Sunday, November 2, 2008

3 Cheese-Mini Macs

As some of you know, my sister and I celebrate Cheese Thursday's. Each week, we switch houses and one of us cooks dinner. The dish should include as much dairy as possible. Gluttonous, I know, but it is so fun and oh so good. Needless to say, I am always on the lookout for fun cheesy recipes. As I was browsing on my usually list of foodie sites this morning, I came across this playful recipe that would be great for a football party, a kiddie snack, a casual get together or a fun start to a weeknight dinner.

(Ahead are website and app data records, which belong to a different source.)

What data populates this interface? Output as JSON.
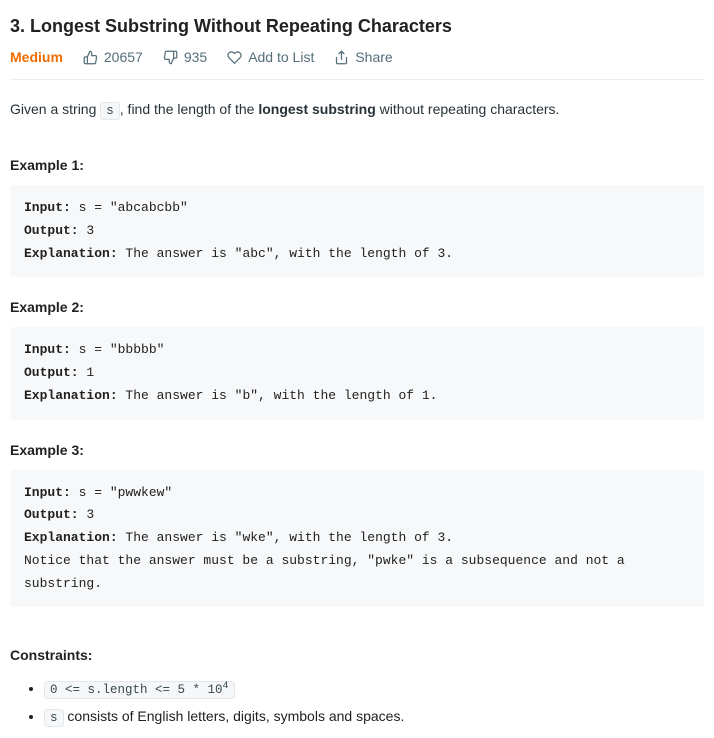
{
  "title": "3. Longest Substring Without Repeating Characters",
  "meta": {
    "difficulty": "Medium",
    "likes": "20657",
    "dislikes": "935",
    "add_to_list": "Add to List",
    "share": "Share"
  },
  "description": {
    "prefix": "Given a string ",
    "code1": "s",
    "mid": ", find the length of the ",
    "bold": "longest substring",
    "suffix": " without repeating characters."
  },
  "examples": [
    {
      "heading": "Example 1:",
      "input_label": "Input:",
      "input_value": " s = \"abcabcbb\"",
      "output_label": "Output:",
      "output_value": " 3",
      "explanation_label": "Explanation:",
      "explanation_value": " The answer is \"abc\", with the length of 3."
    },
    {
      "heading": "Example 2:",
      "input_label": "Input:",
      "input_value": " s = \"bbbbb\"",
      "output_label": "Output:",
      "output_value": " 1",
      "explanation_label": "Explanation:",
      "explanation_value": " The answer is \"b\", with the length of 1."
    },
    {
      "heading": "Example 3:",
      "input_label": "Input:",
      "input_value": " s = \"pwwkew\"",
      "output_label": "Output:",
      "output_value": " 3",
      "explanation_label": "Explanation:",
      "explanation_value": " The answer is \"wke\", with the length of 3.\nNotice that the answer must be a substring, \"pwke\" is a subsequence and not a substring."
    }
  ],
  "constraints": {
    "heading": "Constraints:",
    "items": [
      {
        "code": "0 <= s.length <= 5 * 10",
        "sup": "4",
        "tail": ""
      },
      {
        "code": "s",
        "sup": "",
        "tail": " consists of English letters, digits, symbols and spaces."
      }
    ]
  }
}
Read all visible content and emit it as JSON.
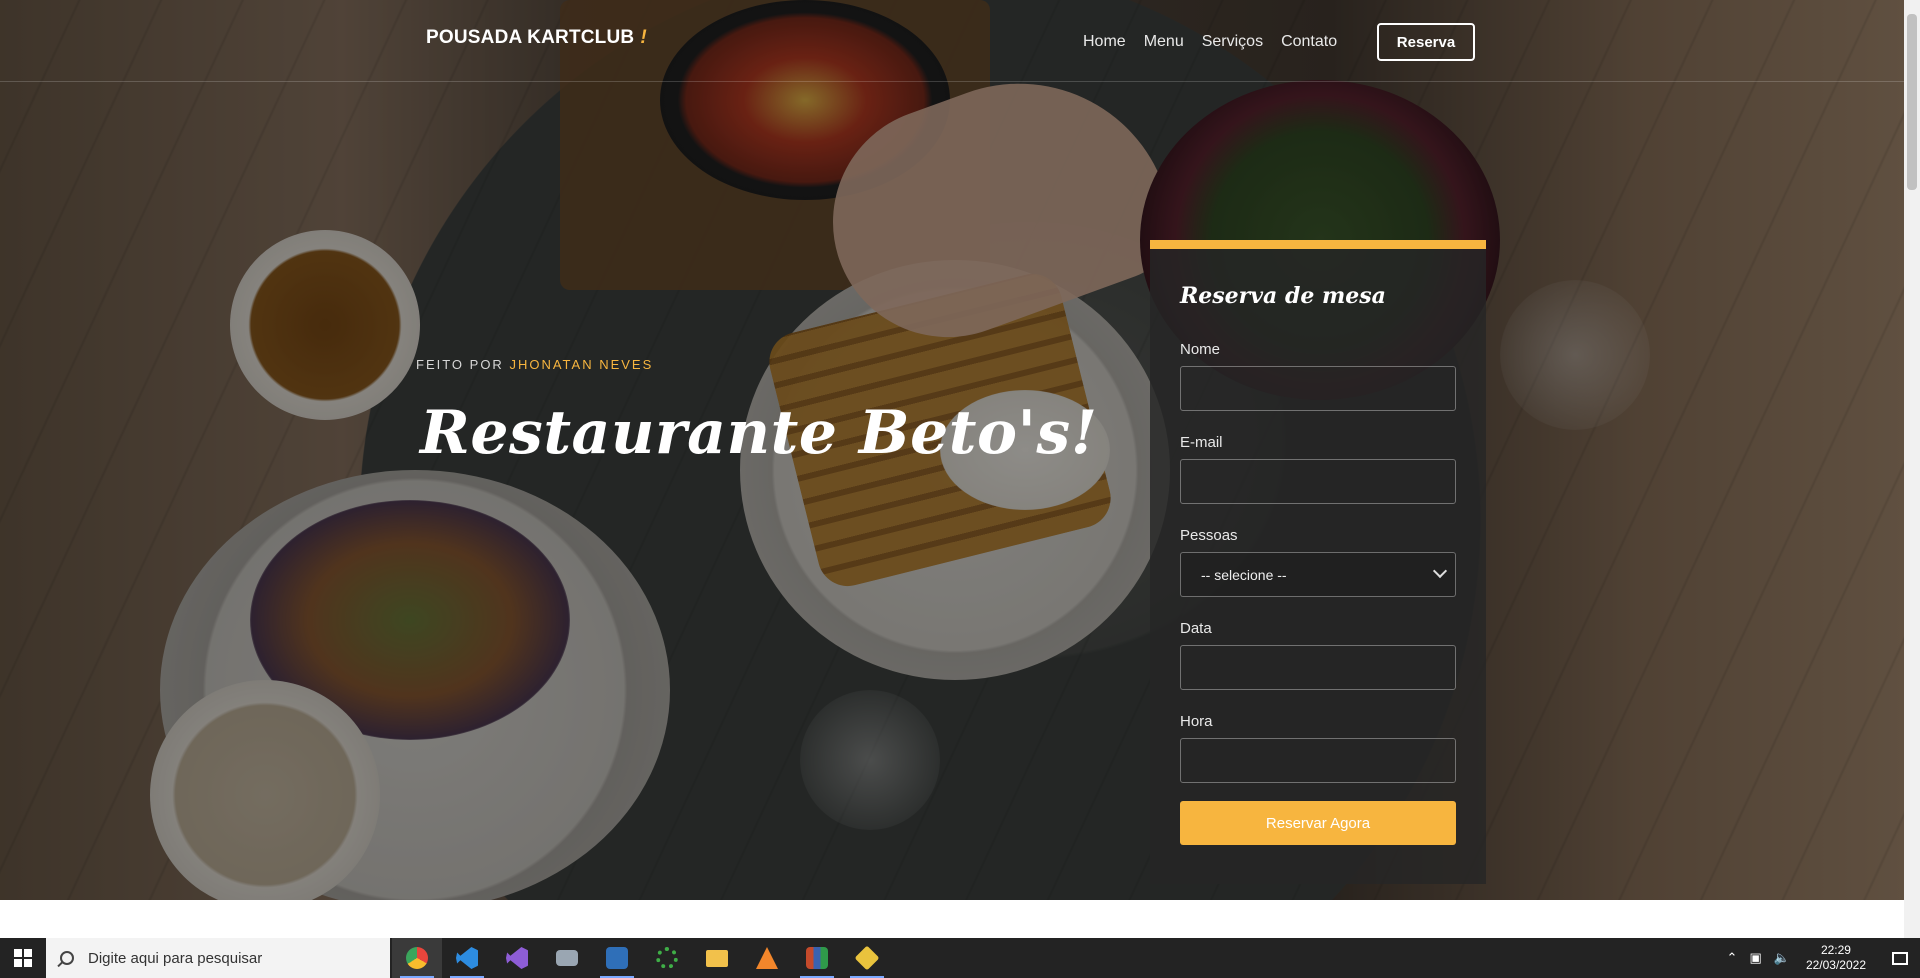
{
  "navbar": {
    "brand": "POUSADA KARTCLUB",
    "brand_accent": "!",
    "links": [
      "Home",
      "Menu",
      "Serviços",
      "Contato"
    ],
    "reserve_label": "Reserva"
  },
  "hero": {
    "byline_prefix": "FEITO POR",
    "byline_author": "JHONATAN NEVES",
    "title": "Restaurante Beto's!"
  },
  "form": {
    "title": "Reserva de mesa",
    "fields": [
      {
        "label": "Nome",
        "value": ""
      },
      {
        "label": "E-mail",
        "value": ""
      },
      {
        "label": "Pessoas",
        "selected": "-- selecione --"
      },
      {
        "label": "Data",
        "value": ""
      },
      {
        "label": "Hora",
        "value": ""
      }
    ],
    "submit_label": "Reservar Agora"
  },
  "taskbar": {
    "search_placeholder": "Digite aqui para pesquisar",
    "apps": [
      {
        "name": "chrome-icon",
        "color": "#e8453c"
      },
      {
        "name": "vscode-icon",
        "color": "#2d8ce0"
      },
      {
        "name": "visual-studio-icon",
        "color": "#8e5dd6"
      },
      {
        "name": "monitor-app-icon",
        "color": "#9aa6b2"
      },
      {
        "name": "app-icon-blue",
        "color": "#2f6fb8"
      },
      {
        "name": "refresh-app-icon",
        "color": "#3fae47"
      },
      {
        "name": "file-explorer-icon",
        "color": "#f2c14b"
      },
      {
        "name": "sublime-icon",
        "color": "#f2862b"
      },
      {
        "name": "archive-app-icon",
        "color": "#c44a2b"
      },
      {
        "name": "git-app-icon",
        "color": "#e9c33d"
      }
    ],
    "time": "22:29",
    "date": "22/03/2022"
  },
  "colors": {
    "accent": "#f7b53f",
    "form_bg": "#262626",
    "taskbar_bg": "#232323"
  }
}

If you want to dress the recipe up play around with the cheeses. Gruyere, Gouda, Brie, Gorgonzola, Stilton and Fontina are all great melting cheeses that satisfy more sophisticated palates. They range from creamy to stinky so make sure you choose cheeses that compliment each other. In addition, pancetta, sauteed leeks, mushrooms, truffle oil and more can contribute some nice layers and textures. To dress down, embrace processed cheeses. Velveeta, Kraft Singles and Jack will bring out the kid in everyone. Lastly, feel free to add kick. Diced pimentos, jalapenos, red chile flakes, serrano peppers or green chilies can make your small bite range from mild to piping hot.


  1. 1/2 pound elbow macaroni
  2. 1 1/2 tablespoons unsalted butter, plus more for brushing
  3. 1/4 cup freshly grated Parmigiano-Reggiano cheese
  4. 2 tablespoons all-purpose flour
  5. 3/4 cup milk
  6. 4 ounces cheddar cheese, shredded (1 packed cup)
  7. 4 ounces deli-sliced American cheese, chopped
  8. 1 large egg yolk
  9. 1/4 teaspoon smoked Spanish paprika

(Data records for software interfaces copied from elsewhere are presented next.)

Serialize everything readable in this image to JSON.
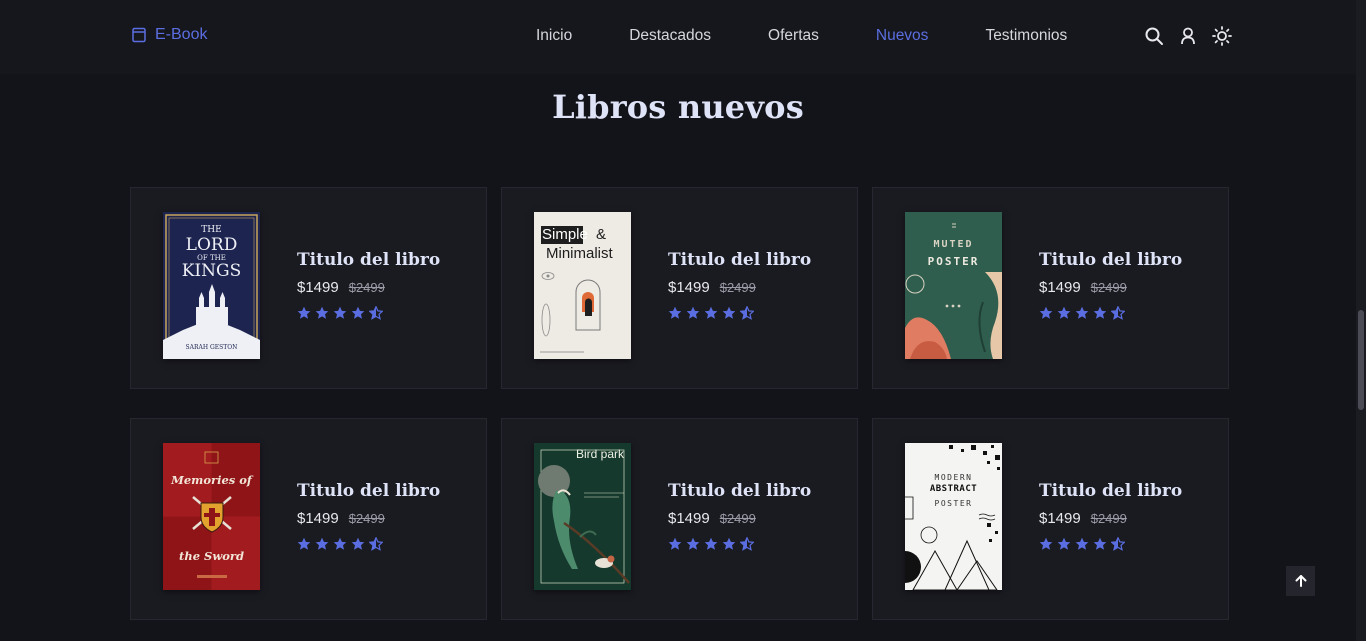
{
  "header": {
    "logo_label": "E-Book",
    "nav": [
      {
        "label": "Inicio",
        "active": false
      },
      {
        "label": "Destacados",
        "active": false
      },
      {
        "label": "Ofertas",
        "active": false
      },
      {
        "label": "Nuevos",
        "active": true
      },
      {
        "label": "Testimonios",
        "active": false
      }
    ],
    "icons": [
      "search-icon",
      "user-icon",
      "sun-icon"
    ]
  },
  "section": {
    "title": "Libros nuevos"
  },
  "books": [
    {
      "title": "Titulo del libro",
      "price": "$1499",
      "old_price": "$2499",
      "rating": 4.5,
      "cover": {
        "line1": "THE",
        "line2": "LORD",
        "line3": "OF THE",
        "line4": "KINGS",
        "author": "SARAH GESTON"
      }
    },
    {
      "title": "Titulo del libro",
      "price": "$1499",
      "old_price": "$2499",
      "rating": 4.5,
      "cover": {
        "line1": "Simple",
        "line2": "&",
        "line3": "Minimalist"
      }
    },
    {
      "title": "Titulo del libro",
      "price": "$1499",
      "old_price": "$2499",
      "rating": 4.5,
      "cover": {
        "line1": "MUTED",
        "line2": "POSTER"
      }
    },
    {
      "title": "Titulo del libro",
      "price": "$1499",
      "old_price": "$2499",
      "rating": 4.5,
      "cover": {
        "line1": "Memories of",
        "line2": "the Sword"
      }
    },
    {
      "title": "Titulo del libro",
      "price": "$1499",
      "old_price": "$2499",
      "rating": 4.5,
      "cover": {
        "line1": "Bird park"
      }
    },
    {
      "title": "Titulo del libro",
      "price": "$1499",
      "old_price": "$2499",
      "rating": 4.5,
      "cover": {
        "line1": "MODERN",
        "line2": "ABSTRACT",
        "line3": "POSTER"
      }
    }
  ],
  "colors": {
    "accent": "#5b6ee1",
    "background": "#131419",
    "card": "#1a1b21",
    "star": "#5b6ee1"
  }
}
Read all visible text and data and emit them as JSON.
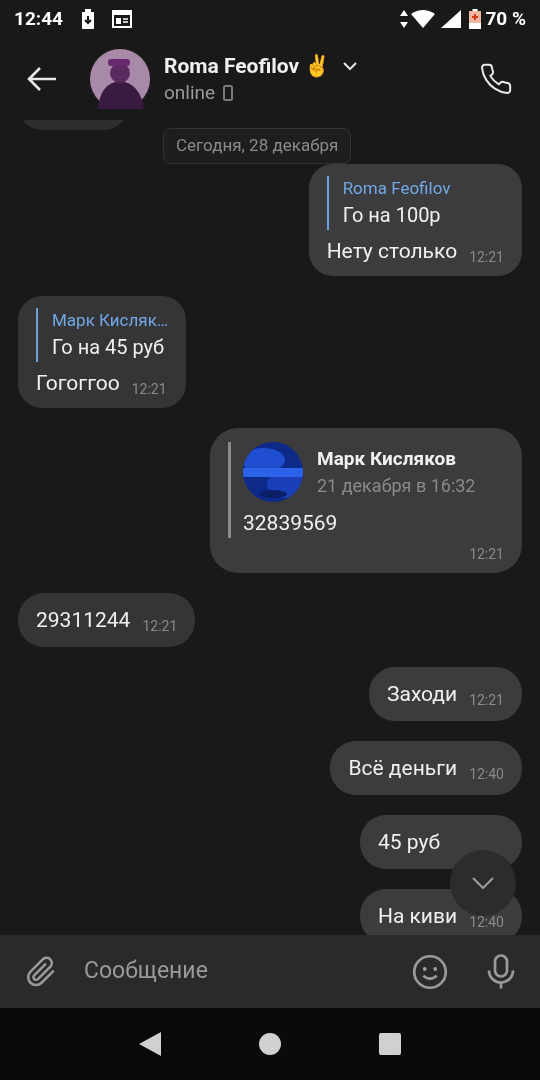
{
  "status_bar": {
    "time": "12:44",
    "battery": "70 %"
  },
  "header": {
    "name": "Roma Feofilov ✌️",
    "status": "online"
  },
  "date_chip": "Сегодня, 28 декабря",
  "messages": [
    {
      "kind": "reply",
      "out": true,
      "reply_author": "Roma Feofilov",
      "reply_text": "Го на 100р",
      "text": "Нету столько",
      "time": "12:21"
    },
    {
      "kind": "reply",
      "out": false,
      "reply_author": "Марк Кисляк…",
      "reply_text": "Го на 45 руб",
      "text": "Гогоггоо",
      "time": "12:21"
    },
    {
      "kind": "forward",
      "out": true,
      "author": "Марк Кисляков",
      "date": "21 декабря в 16:32",
      "text": "32839569",
      "time": "12:21"
    },
    {
      "kind": "text",
      "out": false,
      "text": "29311244",
      "time": "12:21"
    },
    {
      "kind": "text",
      "out": true,
      "text": "Заходи",
      "time": "12:21"
    },
    {
      "kind": "text",
      "out": true,
      "text": "Всё деньги",
      "time": "12:40"
    },
    {
      "kind": "text",
      "out": true,
      "text": "45 руб"
    },
    {
      "kind": "text",
      "out": true,
      "text": "На киви",
      "time": "12:40"
    }
  ],
  "composer": {
    "placeholder": "Сообщение"
  }
}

  1. Preheat the oven to 425°. In a large saucepan of boiling salted water, cook the macaroni until al dente, about 5 minutes. Drain, shaking off the excess water.
  2. Brush four 12-cup, nonstick mini muffin tins with butter. Sprinkle with 2 tablespoons of the Parmigiano; tap out the excess.
  3. In a large saucepan, melt the 1 1/2 tablespoons of butter. Whisk in the flour over moderate heat for 2 minutes. Whisk in the milk and cook, whisking, until boiling, about 5 minutes. Add the cheddar and American cheeses and whisk until melted. Off the heat, whisk in the egg yolk and paprika. Fold in the macaroni.
  4. Spoon slightly rounded tablespoons of the macaroni into the prepared muffin cups, packing them gently. Sprinkle the remaining 2 tablespoons of Parmigiano on top.
  5. Bake the mini macs in the upper and middle thirds of the oven for about 10 minutes, until golden and sizzling. Let cool for 5 min­utes. Using a small spoon, carefully loosen the mini macs, transfer to a platter and serve.

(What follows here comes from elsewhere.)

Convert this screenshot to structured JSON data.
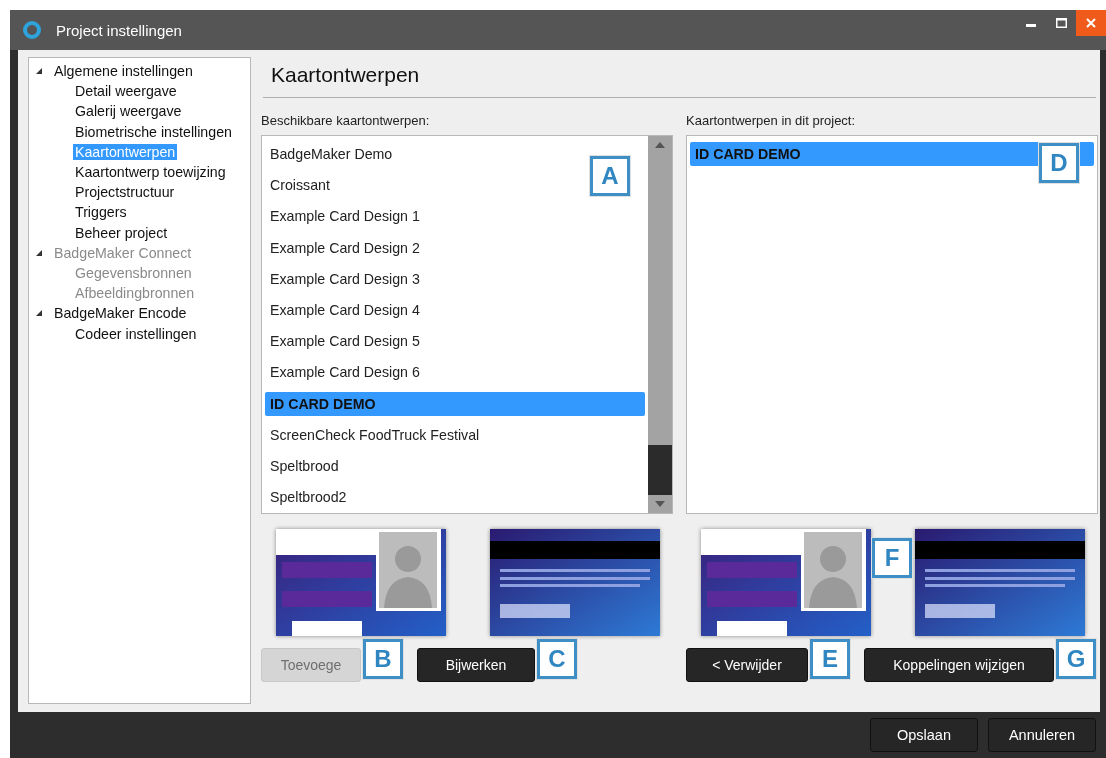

How to Carve a Bird

Call me old fashioned but when I cook a bird I always have a man carve it. I have found over the years that some young men have not been taught this privilege. That's why I dug up this video so everyone can be prepared for this year's Thanksgiving Feast. Video thanks to Epicurious.